SOURCE RECORDS: Begin

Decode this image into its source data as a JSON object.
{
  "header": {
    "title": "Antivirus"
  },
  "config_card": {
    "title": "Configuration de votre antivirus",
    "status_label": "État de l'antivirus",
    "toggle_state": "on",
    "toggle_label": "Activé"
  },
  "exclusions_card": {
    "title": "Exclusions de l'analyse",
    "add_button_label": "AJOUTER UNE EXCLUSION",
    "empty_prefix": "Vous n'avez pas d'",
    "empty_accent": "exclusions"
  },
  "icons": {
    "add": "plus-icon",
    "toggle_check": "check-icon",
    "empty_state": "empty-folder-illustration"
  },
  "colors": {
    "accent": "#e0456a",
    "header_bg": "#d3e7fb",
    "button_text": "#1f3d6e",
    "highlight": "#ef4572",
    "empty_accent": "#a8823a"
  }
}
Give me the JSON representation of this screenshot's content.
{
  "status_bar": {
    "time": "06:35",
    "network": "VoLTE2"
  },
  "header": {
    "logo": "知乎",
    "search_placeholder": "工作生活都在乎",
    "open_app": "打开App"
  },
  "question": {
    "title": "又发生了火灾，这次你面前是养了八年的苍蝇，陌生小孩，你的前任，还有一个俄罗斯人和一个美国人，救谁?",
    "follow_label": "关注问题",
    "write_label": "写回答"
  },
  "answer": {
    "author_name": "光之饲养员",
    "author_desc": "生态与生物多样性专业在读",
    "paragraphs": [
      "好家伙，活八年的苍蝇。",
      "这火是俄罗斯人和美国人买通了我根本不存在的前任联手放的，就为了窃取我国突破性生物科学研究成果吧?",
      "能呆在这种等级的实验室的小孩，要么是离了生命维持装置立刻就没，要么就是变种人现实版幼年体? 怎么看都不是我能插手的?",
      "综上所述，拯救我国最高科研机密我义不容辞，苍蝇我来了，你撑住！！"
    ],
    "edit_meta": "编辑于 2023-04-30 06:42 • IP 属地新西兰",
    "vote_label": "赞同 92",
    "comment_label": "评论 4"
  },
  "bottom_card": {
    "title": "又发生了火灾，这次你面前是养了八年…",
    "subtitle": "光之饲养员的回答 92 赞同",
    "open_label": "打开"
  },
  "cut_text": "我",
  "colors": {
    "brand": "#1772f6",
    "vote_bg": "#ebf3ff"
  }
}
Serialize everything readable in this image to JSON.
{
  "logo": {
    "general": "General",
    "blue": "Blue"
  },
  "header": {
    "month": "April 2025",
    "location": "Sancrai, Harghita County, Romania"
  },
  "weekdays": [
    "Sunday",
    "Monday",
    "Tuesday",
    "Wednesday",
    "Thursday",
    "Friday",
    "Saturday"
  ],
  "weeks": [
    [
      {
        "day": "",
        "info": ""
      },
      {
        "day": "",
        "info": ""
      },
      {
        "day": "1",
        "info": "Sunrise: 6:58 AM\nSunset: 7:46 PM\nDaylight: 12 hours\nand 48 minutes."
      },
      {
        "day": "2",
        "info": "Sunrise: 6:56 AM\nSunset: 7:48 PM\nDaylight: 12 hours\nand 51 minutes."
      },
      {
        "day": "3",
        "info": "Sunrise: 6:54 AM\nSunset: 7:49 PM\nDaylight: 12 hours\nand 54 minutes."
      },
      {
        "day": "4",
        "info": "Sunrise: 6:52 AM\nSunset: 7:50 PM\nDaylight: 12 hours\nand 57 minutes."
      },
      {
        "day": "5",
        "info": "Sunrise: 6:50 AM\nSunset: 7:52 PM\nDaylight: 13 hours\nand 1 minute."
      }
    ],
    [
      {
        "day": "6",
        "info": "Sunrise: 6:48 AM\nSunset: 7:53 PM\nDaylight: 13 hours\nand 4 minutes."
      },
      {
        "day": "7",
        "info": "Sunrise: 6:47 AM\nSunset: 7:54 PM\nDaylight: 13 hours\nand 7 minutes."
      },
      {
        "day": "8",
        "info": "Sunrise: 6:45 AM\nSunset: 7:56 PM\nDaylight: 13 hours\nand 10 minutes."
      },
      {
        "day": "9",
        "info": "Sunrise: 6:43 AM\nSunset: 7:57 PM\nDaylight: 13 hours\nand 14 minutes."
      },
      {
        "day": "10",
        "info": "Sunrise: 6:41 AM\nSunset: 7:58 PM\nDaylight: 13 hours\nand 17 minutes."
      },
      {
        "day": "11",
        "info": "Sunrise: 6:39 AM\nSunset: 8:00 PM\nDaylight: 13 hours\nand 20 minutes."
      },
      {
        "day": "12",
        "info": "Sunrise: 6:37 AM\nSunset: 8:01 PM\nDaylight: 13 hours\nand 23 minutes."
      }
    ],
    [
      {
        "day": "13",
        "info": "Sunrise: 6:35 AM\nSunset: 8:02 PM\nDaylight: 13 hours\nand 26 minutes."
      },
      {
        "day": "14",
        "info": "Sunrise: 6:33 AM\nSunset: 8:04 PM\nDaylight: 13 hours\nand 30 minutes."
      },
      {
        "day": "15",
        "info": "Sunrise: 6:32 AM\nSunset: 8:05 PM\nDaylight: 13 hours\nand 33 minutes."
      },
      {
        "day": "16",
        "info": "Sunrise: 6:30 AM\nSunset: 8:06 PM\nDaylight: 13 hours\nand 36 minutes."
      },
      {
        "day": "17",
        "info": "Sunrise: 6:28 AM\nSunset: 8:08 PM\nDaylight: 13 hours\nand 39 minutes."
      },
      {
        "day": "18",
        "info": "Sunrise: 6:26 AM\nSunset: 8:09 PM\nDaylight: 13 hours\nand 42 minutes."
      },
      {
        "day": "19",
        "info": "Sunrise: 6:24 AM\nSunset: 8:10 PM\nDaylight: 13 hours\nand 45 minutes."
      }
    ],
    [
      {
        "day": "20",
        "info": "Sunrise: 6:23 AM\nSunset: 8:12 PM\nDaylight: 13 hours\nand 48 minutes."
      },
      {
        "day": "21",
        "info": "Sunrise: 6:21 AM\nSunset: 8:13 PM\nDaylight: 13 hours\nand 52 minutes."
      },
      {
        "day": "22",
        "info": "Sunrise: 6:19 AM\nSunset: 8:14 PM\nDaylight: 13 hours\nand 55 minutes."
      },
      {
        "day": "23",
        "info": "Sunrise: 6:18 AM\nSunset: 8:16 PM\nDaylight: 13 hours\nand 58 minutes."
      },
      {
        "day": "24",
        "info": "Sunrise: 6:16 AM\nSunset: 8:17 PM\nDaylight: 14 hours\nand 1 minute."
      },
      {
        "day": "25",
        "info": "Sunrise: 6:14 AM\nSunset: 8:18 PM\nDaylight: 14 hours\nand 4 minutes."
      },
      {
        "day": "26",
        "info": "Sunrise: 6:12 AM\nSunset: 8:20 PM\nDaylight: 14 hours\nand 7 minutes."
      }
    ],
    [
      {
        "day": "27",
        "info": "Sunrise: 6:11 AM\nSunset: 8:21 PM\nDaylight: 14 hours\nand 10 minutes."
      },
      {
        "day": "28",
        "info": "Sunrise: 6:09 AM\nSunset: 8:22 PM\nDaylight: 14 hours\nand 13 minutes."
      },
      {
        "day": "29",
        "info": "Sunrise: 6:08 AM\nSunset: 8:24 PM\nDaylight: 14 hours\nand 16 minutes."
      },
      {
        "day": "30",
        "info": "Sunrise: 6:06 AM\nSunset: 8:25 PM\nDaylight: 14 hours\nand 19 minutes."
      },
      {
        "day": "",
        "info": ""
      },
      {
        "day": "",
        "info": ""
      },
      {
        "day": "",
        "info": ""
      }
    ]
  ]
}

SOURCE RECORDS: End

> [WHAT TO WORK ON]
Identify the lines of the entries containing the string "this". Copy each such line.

> [ANSWER AREA]
Decode this image into its source data as a JSON object.
Give me the JSON representation of this screenshot's content.
Serialize everything readable in this image to JSON.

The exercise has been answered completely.